The Sisters of Mercy set up Providence Row in Spitalfields back in 1860 as the first non-sectarian shelter to offer support to the homeless, and I was very curious to meet the Sisters still working here today because I have such respect for the honourable undertaking they have pursued over all these years.
The very name of this place, Spitalfields, is a contraction of “Hospital Fields”, referring to the Hospital of St Mary set up as a refuge here for the vulnerable in 1197 by Walter and Roisia Brunus. Regrettably, the transitional nature of the area, situated between the wealth of the City of London and the poorer outer boroughs, has required the existence of such a refuge for nearly a thousand years. This could change if the government achieves its declared ambition to end homelessness by 2012, but in the meantime the essential work of caring for the growing numbers of dispossessed goes on here in Spitalfields.
Sister Bridget (above) works in the kitchen and Sister Bernadette (below) runs the laundry at the Providence Row Day Centre on Wentworth St. They work as volunteers at the centre, now run by an independent charity, where every day two hundred homeless people arrive for breakfast. Nowadays, as well as providing immediate relief like food and laundry, the centre offers long-term support – everyone that turns up begins a conversation to get them back into permanent housing and employment. Recently, around half of those arriving at Providence Row are Polish or Romanian, legal economic migrants who are victims of the recession, ineligible for benefits, they quickly become destitute without work.
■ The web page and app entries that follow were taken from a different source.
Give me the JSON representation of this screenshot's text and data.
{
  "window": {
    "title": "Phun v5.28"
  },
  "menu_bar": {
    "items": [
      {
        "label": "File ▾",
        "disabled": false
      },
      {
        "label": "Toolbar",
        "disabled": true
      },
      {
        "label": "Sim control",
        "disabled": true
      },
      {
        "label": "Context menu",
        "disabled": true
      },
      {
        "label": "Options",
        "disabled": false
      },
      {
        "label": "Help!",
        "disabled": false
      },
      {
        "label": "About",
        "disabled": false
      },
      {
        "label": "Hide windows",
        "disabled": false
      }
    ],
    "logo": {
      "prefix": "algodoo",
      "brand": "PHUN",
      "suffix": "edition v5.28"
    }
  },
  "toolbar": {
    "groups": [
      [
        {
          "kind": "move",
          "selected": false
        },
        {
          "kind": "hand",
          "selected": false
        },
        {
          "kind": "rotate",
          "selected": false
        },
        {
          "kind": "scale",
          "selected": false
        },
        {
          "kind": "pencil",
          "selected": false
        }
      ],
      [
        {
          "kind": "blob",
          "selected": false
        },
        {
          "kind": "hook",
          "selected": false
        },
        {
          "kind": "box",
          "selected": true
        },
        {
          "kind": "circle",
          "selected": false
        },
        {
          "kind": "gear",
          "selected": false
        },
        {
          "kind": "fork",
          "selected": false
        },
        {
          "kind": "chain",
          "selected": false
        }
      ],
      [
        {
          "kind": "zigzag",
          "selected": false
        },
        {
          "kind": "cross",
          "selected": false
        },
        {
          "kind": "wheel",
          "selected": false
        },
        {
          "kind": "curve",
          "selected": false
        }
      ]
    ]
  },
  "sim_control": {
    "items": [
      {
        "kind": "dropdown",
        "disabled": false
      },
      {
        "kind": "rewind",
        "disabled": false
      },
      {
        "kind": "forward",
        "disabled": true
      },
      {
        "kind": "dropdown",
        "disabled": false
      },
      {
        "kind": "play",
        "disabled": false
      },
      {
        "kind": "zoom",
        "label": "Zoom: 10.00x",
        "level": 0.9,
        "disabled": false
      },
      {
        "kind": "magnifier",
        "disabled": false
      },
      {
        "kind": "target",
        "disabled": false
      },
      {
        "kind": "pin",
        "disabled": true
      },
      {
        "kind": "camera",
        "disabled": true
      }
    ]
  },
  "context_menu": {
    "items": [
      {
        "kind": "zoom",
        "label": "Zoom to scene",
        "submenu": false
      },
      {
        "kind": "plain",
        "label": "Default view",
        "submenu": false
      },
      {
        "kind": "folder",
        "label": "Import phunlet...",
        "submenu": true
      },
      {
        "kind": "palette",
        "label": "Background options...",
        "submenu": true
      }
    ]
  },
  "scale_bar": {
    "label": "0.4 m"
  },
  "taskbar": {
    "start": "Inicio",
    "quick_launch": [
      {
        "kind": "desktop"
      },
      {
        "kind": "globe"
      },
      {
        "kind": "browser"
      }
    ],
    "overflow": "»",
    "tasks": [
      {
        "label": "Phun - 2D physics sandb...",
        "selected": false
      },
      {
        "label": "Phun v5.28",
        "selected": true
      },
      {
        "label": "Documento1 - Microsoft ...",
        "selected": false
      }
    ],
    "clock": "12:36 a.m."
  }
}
Sometimes the solution can be as simple as providing transport home to Poland and Providence Row works with a Polish charity to provide this lifeline.
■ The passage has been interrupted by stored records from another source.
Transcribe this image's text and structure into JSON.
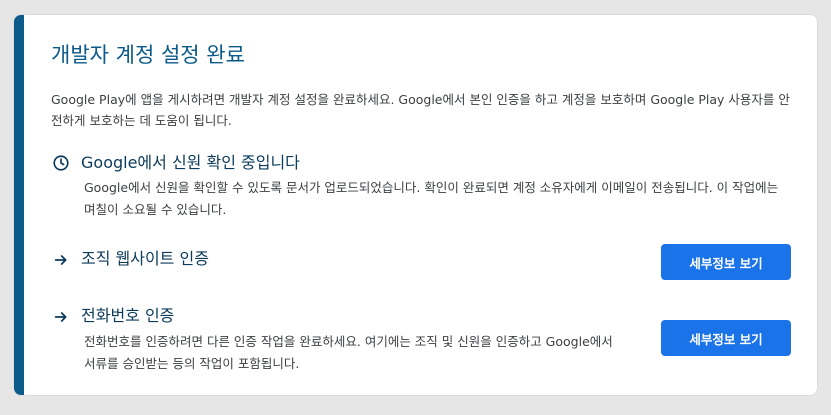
{
  "card": {
    "title": "개발자 계정 설정 완료",
    "intro": "Google Play에 앱을 게시하려면 개발자 계정 설정을 완료하세요. Google에서 본인 인증을 하고 계정을 보호하며 Google Play 사용자를 안전하게 보호하는 데 도움이 됩니다."
  },
  "sections": [
    {
      "icon": "clock-icon",
      "heading": "Google에서 신원 확인 중입니다",
      "description": "Google에서 신원을 확인할 수 있도록 문서가 업로드되었습니다. 확인이 완료되면 계정 소유자에게 이메일이 전송됩니다. 이 작업에는 며칠이 소요될 수 있습니다."
    },
    {
      "icon": "arrow-right-icon",
      "heading": "조직 웹사이트 인증",
      "button_label": "세부정보 보기"
    },
    {
      "icon": "arrow-right-icon",
      "heading": "전화번호 인증",
      "description": "전화번호를 인증하려면 다른 인증 작업을 완료하세요. 여기에는 조직 및 신원을 인증하고 Google에서 서류를 승인받는 등의 작업이 포함됩니다.",
      "button_label": "세부정보 보기"
    }
  ],
  "colors": {
    "accent": "#0b5a8a",
    "button": "#1a73e8",
    "heading": "#0b3a5a",
    "body_text": "#3c4043"
  }
}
There is a hush in the centre around midday, once most of the visitors have returned to the streets with their pack lunches and it was at this time I was able to enjoy a quiet moment with the two Sisters. These bright-spirited women recited their life stories to me quickly without embellishment, all the time cradling modest sandwich lunches wrapped in cling film. After years of education and preparation, each has devoted their entire life to hard work in the service of others without any reward beyond the satisfaction of the task itself. Although they gave up wearing habits fifteen years ago, they still pursue an ascetic existence based upon their three vows of poverty, chastity and obedience. Sister Bernadette sums it up for me,“Instead of getting married and having children, these are our children”.
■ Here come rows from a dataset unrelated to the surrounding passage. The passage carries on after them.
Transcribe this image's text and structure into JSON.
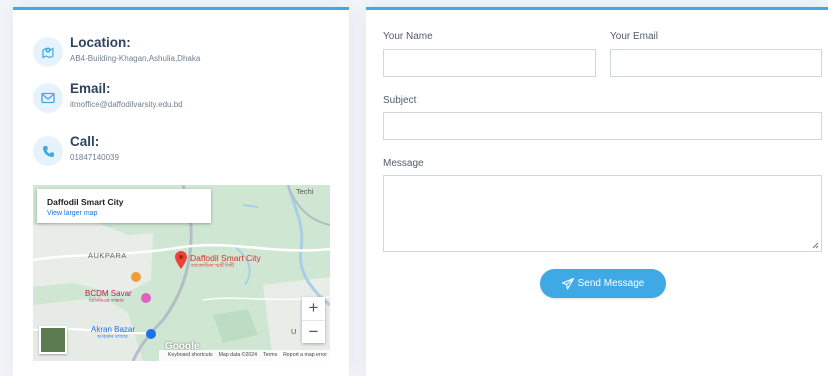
{
  "contact": {
    "location": {
      "title": "Location:",
      "value": "AB4-Building-Khagan,Ashulia,Dhaka",
      "icon": "map-marker-icon"
    },
    "email": {
      "title": "Email:",
      "value": "itmoffice@daffodilvarsity.edu.bd",
      "icon": "envelope-icon"
    },
    "call": {
      "title": "Call:",
      "value": "01847140039",
      "icon": "phone-icon"
    }
  },
  "map": {
    "place_name": "Daffodil Smart City",
    "view_larger": "View larger map",
    "pin_label": "Daffodil Smart City",
    "pin_sublabel": "ড্যাফোডিল স্মার্ট সিটি",
    "labels": {
      "aukpara": "AUKPARA",
      "bcdm": "BCDM Savar",
      "bcdm_sub": "বিসিডিএম সাভার",
      "akran": "Akran Bazar",
      "akran_sub": "আকরান বাজার",
      "tech": "Techi",
      "u": "U"
    },
    "zoom_in": "+",
    "zoom_out": "−",
    "google": "Google",
    "attribution": {
      "shortcuts": "Keyboard shortcuts",
      "data": "Map data ©2024",
      "terms": "Terms",
      "report": "Report a map error"
    }
  },
  "form": {
    "name_label": "Your Name",
    "email_label": "Your Email",
    "subject_label": "Subject",
    "message_label": "Message",
    "submit_label": "Send Message",
    "submit_icon": "paper-plane-icon"
  },
  "colors": {
    "accent": "#3fa9e6",
    "heading": "#2e4460"
  }
}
Sister Bridget joined the Sisters in 1966 in London and after working first in Dorset came to Spitalfields sixteen years ago. “I like helping people”, she says lightly, by way of understated explanation – but you know it is her absolute vocation. One hundred and fifty years after they set up Providence Row, there are just four Sisters in Spitalfields now, whereas twenty years ago there were eight and without new recruits their days here are numbered, because the appetite for this life of complete sacrifice has gone from the world.
Hailing from Dublin, Sister Bernadette entered the order in 1969 in Leamington Spa and worked first in Birmingham with children from broken homes before being sent to Spitalfields fifteen years ago. “I always wanted to work with homeless people ever since I was child”, she explains simply.
Sister Bernadette was enthusiastic to show me the cramped room where she spends all her days moving clothes between two machines and two driers in an endless sequence of laundry. She had only managed ten loads of dirty laundry that morning, she says. Not so many among two hundred clients. “I could do a hundred loads of laundry if I only had the machines!” she adds enthusiastically. “Quite understandably, sometimes they get angry with you if you can’t do their laundry and I try to be as polite as I can” she confides. “But there’s great respect for the Sisters” she qualifies, then with a wry smile adds, “An Australian once said to me, if anyone comes near you or lays a hand on you, call me and I will deal with them!” and she rolls her eyes in amused acknowledgement of the sometimes challenging nature of the work.
For the Sisters, their faith is expressed through an energetically practical ministry, getting up early (5:30 or 6:00) and doing what needs to be done – because somebody has to do the washing for people without homes, year in, year out, and send them off with clean clothes, a packed lunch and a new pair of socks to continue life’s journey in the hope of better times. In spite of a grinding routine that many would characterise as mundane, there is nothing cynical or weary about Sister Bridget or Sister Bernadette. I have always believed in the notion of everyday heroism and these two enigmatic women exemplify it for me.